Fall of Man Within the Sistine Chapel Ceiling
In Michelangelo's Fall of Man from the Sistine ceiling (1508-12), a groundbreaking depiction of the temptation and expulsion from the Garden of Eden, the two events are united by an enormous tree whose limbs are partly formed by an enticing Satan on one side and an angry angel of justice on the other. This scene shows the evolution of Michelangelo's style as he worked on the ceiling.
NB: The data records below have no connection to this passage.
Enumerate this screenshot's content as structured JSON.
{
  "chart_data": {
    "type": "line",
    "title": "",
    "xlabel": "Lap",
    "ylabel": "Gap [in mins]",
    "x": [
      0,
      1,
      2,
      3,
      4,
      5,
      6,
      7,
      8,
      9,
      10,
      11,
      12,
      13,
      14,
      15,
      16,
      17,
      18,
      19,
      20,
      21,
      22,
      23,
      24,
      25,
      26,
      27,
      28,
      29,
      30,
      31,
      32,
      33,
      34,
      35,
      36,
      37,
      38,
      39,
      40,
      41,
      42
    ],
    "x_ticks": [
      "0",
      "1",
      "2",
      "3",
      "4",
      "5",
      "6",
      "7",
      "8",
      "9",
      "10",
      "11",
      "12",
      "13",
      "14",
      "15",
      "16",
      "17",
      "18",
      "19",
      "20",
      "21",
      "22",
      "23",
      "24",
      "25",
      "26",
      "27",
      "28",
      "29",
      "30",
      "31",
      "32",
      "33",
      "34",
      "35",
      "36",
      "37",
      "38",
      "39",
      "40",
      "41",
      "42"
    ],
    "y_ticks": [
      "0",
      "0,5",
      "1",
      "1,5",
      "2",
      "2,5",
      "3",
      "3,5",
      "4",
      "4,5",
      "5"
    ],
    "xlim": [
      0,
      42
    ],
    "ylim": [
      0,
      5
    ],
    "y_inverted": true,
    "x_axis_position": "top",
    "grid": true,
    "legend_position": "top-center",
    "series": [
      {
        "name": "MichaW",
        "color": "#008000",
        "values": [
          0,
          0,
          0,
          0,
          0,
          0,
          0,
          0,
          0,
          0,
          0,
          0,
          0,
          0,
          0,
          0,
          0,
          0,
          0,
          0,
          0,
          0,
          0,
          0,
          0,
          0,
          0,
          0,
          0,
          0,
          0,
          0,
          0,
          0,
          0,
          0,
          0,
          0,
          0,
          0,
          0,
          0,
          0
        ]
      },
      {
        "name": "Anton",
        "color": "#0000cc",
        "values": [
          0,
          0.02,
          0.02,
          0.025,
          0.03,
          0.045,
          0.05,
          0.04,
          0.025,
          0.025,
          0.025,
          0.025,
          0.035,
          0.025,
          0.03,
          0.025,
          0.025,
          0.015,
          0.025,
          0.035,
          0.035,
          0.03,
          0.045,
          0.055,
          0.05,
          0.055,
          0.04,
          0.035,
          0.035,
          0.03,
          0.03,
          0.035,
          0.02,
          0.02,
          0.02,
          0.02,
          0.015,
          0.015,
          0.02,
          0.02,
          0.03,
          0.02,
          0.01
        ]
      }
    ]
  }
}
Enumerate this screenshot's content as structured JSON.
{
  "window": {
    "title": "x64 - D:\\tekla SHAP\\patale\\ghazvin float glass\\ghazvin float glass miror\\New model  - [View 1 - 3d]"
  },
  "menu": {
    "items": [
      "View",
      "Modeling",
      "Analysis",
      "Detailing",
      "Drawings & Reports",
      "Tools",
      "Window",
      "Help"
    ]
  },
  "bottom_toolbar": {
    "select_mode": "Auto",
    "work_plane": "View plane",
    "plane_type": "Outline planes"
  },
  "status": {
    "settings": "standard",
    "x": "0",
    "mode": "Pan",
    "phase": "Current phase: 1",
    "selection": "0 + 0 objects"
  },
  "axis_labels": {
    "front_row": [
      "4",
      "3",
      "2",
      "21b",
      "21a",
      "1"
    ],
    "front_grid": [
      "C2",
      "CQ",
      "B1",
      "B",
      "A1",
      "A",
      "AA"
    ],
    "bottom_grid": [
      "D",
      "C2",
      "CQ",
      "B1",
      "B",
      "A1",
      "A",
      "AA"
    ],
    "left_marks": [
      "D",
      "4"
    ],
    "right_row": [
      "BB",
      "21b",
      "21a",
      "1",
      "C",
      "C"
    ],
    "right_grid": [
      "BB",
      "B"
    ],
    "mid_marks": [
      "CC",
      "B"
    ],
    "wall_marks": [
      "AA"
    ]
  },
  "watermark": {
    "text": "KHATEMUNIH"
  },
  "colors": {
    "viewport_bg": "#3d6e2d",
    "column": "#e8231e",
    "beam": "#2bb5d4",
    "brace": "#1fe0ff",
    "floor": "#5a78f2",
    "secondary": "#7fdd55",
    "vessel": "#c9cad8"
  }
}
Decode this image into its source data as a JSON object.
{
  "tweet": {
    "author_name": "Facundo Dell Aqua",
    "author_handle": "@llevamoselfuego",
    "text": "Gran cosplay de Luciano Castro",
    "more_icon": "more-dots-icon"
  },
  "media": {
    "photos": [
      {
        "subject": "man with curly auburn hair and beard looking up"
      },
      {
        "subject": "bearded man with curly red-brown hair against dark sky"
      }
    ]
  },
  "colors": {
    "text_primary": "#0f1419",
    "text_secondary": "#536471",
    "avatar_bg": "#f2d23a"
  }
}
For the first time, the figures occupy the entire foreground and display the use of foreshortening, which was to become even more dominant in later scenes.
The next detail is of one of the sibyls, the Cumaean Sibyl, a work in which Michelangelo's growing fondness for large-scale figures is apparent.